The task> Images appear in the records below; leave them out and repeat everything else exactly.

Listed records>
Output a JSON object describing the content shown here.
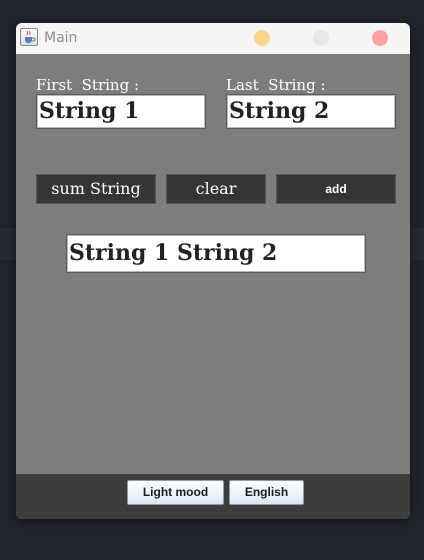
{
  "window": {
    "title": "Main",
    "app_icon": "java-cup-icon",
    "controls": {
      "minimize_color": "#fad58c",
      "maximize_color": "#e7e7e7",
      "close_color": "#fba2a2"
    }
  },
  "form": {
    "first_label": "First  String :",
    "first_value": "String 1",
    "last_label": "Last  String :",
    "last_value": "String 2"
  },
  "buttons": {
    "sum_label": "sum String",
    "clear_label": "clear",
    "add_label": "add"
  },
  "result": {
    "value": "String 1 String 2"
  },
  "footer": {
    "light_mode_label": "Light mood",
    "language_label": "English"
  },
  "colors": {
    "content_bg": "#7d7d7d",
    "dark_button": "#353535",
    "footer_bg": "#3c3c3c"
  }
}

Response to the exercise>
Output a JSON object describing the content shown here.
{
  "window": {
    "title": "Main",
    "app_icon": "java-cup-icon",
    "controls": {
      "minimize_color": "#fad58c",
      "maximize_color": "#e7e7e7",
      "close_color": "#fba2a2"
    }
  },
  "form": {
    "first_label": "First  String :",
    "first_value": "String 1",
    "last_label": "Last  String :",
    "last_value": "String 2"
  },
  "buttons": {
    "sum_label": "sum String",
    "clear_label": "clear",
    "add_label": "add"
  },
  "result": {
    "value": "String 1 String 2"
  },
  "footer": {
    "light_mode_label": "Light mood",
    "language_label": "English"
  },
  "colors": {
    "content_bg": "#7d7d7d",
    "dark_button": "#353535",
    "footer_bg": "#3c3c3c"
  }
}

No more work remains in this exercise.